== Work instruction ==
Word for word, retype each record shown below.

== Provided information ==
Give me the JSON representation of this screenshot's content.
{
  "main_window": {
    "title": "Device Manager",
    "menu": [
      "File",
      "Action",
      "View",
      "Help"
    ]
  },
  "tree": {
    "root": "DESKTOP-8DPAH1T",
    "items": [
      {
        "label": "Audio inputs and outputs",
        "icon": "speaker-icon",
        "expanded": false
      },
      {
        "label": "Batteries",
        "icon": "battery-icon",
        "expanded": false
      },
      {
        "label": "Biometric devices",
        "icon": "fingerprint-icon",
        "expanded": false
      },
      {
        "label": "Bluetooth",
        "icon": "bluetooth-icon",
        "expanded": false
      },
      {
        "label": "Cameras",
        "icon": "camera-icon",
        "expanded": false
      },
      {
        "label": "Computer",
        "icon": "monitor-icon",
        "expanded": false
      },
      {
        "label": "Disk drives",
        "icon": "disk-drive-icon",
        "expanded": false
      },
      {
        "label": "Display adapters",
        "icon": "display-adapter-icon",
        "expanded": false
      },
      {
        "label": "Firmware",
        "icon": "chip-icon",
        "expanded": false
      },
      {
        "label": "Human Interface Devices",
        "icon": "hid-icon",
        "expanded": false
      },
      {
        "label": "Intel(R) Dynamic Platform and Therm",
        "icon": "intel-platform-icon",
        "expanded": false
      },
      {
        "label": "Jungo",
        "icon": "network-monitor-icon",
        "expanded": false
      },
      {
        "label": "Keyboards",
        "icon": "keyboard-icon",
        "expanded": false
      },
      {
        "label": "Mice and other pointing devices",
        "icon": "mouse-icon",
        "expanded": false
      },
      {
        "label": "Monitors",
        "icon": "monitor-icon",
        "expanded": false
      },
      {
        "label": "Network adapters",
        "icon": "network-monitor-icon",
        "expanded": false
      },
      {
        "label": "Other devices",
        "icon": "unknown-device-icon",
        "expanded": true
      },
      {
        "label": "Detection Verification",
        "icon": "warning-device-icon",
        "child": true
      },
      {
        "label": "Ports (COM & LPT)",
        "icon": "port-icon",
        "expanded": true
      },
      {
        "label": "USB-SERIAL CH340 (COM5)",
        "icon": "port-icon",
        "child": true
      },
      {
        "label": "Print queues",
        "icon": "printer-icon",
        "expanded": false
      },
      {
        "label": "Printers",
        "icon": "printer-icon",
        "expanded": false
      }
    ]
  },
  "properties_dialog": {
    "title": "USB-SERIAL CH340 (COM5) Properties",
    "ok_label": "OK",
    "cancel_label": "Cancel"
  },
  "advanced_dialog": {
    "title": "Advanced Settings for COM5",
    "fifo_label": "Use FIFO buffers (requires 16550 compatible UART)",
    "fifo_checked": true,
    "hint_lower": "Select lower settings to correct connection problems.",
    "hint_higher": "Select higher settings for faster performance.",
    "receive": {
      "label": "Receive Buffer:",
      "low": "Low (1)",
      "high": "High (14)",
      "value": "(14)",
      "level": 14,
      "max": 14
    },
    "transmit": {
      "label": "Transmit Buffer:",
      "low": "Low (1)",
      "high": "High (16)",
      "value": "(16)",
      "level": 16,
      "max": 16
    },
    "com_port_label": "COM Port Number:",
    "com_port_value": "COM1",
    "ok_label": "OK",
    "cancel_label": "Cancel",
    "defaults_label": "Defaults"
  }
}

== Result of this exercise ==
Give me the JSON representation of this screenshot's content.
{
  "main_window": {
    "title": "Device Manager",
    "menu": [
      "File",
      "Action",
      "View",
      "Help"
    ]
  },
  "tree": {
    "root": "DESKTOP-8DPAH1T",
    "items": [
      {
        "label": "Audio inputs and outputs",
        "icon": "speaker-icon",
        "expanded": false
      },
      {
        "label": "Batteries",
        "icon": "battery-icon",
        "expanded": false
      },
      {
        "label": "Biometric devices",
        "icon": "fingerprint-icon",
        "expanded": false
      },
      {
        "label": "Bluetooth",
        "icon": "bluetooth-icon",
        "expanded": false
      },
      {
        "label": "Cameras",
        "icon": "camera-icon",
        "expanded": false
      },
      {
        "label": "Computer",
        "icon": "monitor-icon",
        "expanded": false
      },
      {
        "label": "Disk drives",
        "icon": "disk-drive-icon",
        "expanded": false
      },
      {
        "label": "Display adapters",
        "icon": "display-adapter-icon",
        "expanded": false
      },
      {
        "label": "Firmware",
        "icon": "chip-icon",
        "expanded": false
      },
      {
        "label": "Human Interface Devices",
        "icon": "hid-icon",
        "expanded": false
      },
      {
        "label": "Intel(R) Dynamic Platform and Therm",
        "icon": "intel-platform-icon",
        "expanded": false
      },
      {
        "label": "Jungo",
        "icon": "network-monitor-icon",
        "expanded": false
      },
      {
        "label": "Keyboards",
        "icon": "keyboard-icon",
        "expanded": false
      },
      {
        "label": "Mice and other pointing devices",
        "icon": "mouse-icon",
        "expanded": false
      },
      {
        "label": "Monitors",
        "icon": "monitor-icon",
        "expanded": false
      },
      {
        "label": "Network adapters",
        "icon": "network-monitor-icon",
        "expanded": false
      },
      {
        "label": "Other devices",
        "icon": "unknown-device-icon",
        "expanded": true
      },
      {
        "label": "Detection Verification",
        "icon": "warning-device-icon",
        "child": true
      },
      {
        "label": "Ports (COM & LPT)",
        "icon": "port-icon",
        "expanded": true
      },
      {
        "label": "USB-SERIAL CH340 (COM5)",
        "icon": "port-icon",
        "child": true
      },
      {
        "label": "Print queues",
        "icon": "printer-icon",
        "expanded": false
      },
      {
        "label": "Printers",
        "icon": "printer-icon",
        "expanded": false
      }
    ]
  },
  "properties_dialog": {
    "title": "USB-SERIAL CH340 (COM5) Properties",
    "ok_label": "OK",
    "cancel_label": "Cancel"
  },
  "advanced_dialog": {
    "title": "Advanced Settings for COM5",
    "fifo_label": "Use FIFO buffers (requires 16550 compatible UART)",
    "fifo_checked": true,
    "hint_lower": "Select lower settings to correct connection problems.",
    "hint_higher": "Select higher settings for faster performance.",
    "receive": {
      "label": "Receive Buffer:",
      "low": "Low (1)",
      "high": "High (14)",
      "value": "(14)",
      "level": 14,
      "max": 14
    },
    "transmit": {
      "label": "Transmit Buffer:",
      "low": "Low (1)",
      "high": "High (16)",
      "value": "(16)",
      "level": 16,
      "max": 16
    },
    "com_port_label": "COM Port Number:",
    "com_port_value": "COM1",
    "ok_label": "OK",
    "cancel_label": "Cancel",
    "defaults_label": "Defaults"
  }
}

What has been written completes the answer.